SOURCE MATERIAL:
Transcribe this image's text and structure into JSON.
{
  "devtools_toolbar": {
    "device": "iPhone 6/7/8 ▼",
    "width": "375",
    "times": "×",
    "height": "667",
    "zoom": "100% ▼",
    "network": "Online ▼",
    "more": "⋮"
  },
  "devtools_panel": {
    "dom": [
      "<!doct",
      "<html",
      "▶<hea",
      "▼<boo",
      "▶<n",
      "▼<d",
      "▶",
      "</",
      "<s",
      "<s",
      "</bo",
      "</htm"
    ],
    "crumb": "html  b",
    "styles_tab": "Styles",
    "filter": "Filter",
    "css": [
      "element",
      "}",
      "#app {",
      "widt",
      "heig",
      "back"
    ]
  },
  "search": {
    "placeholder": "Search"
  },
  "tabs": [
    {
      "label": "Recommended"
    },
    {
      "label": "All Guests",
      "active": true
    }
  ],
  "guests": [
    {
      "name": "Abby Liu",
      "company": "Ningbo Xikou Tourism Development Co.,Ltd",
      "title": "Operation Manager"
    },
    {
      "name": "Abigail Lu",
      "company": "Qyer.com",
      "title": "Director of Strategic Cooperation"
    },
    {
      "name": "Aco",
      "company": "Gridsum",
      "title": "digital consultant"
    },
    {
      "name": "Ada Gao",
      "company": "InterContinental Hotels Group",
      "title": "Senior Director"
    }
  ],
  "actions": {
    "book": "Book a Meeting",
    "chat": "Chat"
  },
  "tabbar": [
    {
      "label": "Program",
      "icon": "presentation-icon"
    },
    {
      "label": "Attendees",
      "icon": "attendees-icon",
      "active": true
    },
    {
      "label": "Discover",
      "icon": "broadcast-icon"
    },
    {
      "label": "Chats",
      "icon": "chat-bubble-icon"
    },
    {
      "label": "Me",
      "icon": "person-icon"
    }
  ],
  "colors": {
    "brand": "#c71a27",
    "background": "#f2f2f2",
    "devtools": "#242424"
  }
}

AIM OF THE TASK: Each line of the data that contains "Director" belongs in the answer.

EXERCISE OUTPUT:
      "title": "Director of Strategic Cooperation"
      "title": "Senior Director"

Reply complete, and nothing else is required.